Greek film and television director Nikos Koundouros passed away on Wednesday, at the age of 90. Koundouros had been admitted to hospital with respiratory complaints in recent weeks.
Born in Athens in December 1926, to a family originally hailing from Crete, Koundouros was counted among the most notable modern Greek directors, while his 1956 film “The Ogre of Athens” is considered by many to be the best Greek film of that decade.
He represented Greek cinema at a number of foreign film festivals in the 50s and 60s, winning the the Silver Bear for his film “Young Aprodites” in the 13th Berlin film festival, as well as top prize in the Thessaloniki Film Festival, in 1963. His work has been repeatedly broadcast on British and French television and there are copies of his films in many important film museums around the world.
Prime Minister Alexis Tsipras said prolific filmmaker Nikos Koundouros who passed away on Wednesday was one of the founders of modern Greek cinema and a proud man. “We bid him farewell with respect,” he added in a tweet.

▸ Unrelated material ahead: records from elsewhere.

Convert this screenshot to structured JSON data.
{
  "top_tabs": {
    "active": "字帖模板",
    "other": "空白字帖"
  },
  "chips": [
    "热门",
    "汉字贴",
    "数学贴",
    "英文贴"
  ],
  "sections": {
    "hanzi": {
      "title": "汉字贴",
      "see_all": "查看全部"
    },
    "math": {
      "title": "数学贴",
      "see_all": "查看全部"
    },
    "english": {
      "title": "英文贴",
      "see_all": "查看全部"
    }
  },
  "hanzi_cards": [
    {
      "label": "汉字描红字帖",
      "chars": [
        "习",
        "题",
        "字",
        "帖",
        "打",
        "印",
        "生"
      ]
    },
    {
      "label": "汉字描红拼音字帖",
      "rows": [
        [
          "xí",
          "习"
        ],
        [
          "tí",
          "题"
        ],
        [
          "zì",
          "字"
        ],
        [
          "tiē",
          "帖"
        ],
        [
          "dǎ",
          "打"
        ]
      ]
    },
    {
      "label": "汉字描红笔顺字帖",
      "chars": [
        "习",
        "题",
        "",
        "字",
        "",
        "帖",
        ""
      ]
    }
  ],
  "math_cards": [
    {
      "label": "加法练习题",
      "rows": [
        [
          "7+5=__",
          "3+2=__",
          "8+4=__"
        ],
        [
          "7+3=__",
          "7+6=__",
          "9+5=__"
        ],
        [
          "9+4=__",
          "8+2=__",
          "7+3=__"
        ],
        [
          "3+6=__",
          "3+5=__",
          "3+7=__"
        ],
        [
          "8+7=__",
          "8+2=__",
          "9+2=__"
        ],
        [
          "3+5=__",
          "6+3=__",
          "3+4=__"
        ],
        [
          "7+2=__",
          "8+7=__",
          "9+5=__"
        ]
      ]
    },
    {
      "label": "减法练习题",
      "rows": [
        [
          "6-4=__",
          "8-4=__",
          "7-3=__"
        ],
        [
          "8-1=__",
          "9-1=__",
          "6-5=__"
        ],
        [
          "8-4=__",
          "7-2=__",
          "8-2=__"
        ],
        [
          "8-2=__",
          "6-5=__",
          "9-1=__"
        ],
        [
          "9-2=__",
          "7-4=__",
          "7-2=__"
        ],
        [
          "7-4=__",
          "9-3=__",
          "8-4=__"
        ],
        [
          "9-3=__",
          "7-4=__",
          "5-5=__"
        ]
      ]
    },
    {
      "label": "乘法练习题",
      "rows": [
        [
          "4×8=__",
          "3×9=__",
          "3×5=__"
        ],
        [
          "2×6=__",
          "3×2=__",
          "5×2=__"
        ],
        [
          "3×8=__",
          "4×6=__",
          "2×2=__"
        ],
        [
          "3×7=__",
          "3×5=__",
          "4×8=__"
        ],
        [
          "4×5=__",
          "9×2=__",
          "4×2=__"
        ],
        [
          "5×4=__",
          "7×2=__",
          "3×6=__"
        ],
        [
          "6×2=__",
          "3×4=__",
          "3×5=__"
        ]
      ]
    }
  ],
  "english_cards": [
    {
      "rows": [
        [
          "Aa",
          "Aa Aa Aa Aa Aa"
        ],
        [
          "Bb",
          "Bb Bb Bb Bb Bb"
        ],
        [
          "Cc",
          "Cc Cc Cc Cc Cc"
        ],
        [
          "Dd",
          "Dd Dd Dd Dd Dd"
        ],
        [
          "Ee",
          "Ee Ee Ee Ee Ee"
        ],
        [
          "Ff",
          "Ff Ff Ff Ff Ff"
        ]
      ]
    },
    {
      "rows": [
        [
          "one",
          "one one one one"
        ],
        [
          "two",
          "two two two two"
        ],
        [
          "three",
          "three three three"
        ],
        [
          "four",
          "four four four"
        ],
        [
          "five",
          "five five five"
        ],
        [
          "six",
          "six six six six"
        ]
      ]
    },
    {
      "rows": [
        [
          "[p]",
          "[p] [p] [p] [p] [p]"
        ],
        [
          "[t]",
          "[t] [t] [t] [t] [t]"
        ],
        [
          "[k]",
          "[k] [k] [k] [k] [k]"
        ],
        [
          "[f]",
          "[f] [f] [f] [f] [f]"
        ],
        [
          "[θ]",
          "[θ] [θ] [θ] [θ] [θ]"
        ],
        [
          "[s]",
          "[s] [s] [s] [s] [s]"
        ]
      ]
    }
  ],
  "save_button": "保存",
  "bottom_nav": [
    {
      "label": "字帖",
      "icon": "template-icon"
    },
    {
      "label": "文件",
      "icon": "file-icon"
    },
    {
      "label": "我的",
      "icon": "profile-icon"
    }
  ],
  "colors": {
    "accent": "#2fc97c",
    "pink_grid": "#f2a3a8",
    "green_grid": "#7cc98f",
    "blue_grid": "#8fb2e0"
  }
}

Thessaloniki’s International Film Festival hailed on Wednesday the life and work of Nikos Koundouros, saying he leaves behind an extensive body of work.
“The Thessaloniki International Film Festival and its people bid farewell to Nikos Koundouros, the friend and great cinematographer. A great chapter in Greek cinema is closing. We will miss his nobility, courage, his exuberant personality,” the festival said.
Koundouros leaves behind an extensive body of work which was much loved, the festival said: The inimitable “The Ogre of Athens”, the “Magic City”, the “River”, “Young Aphrodites” and many more which expressed Greek reality and the passion which characterized the director.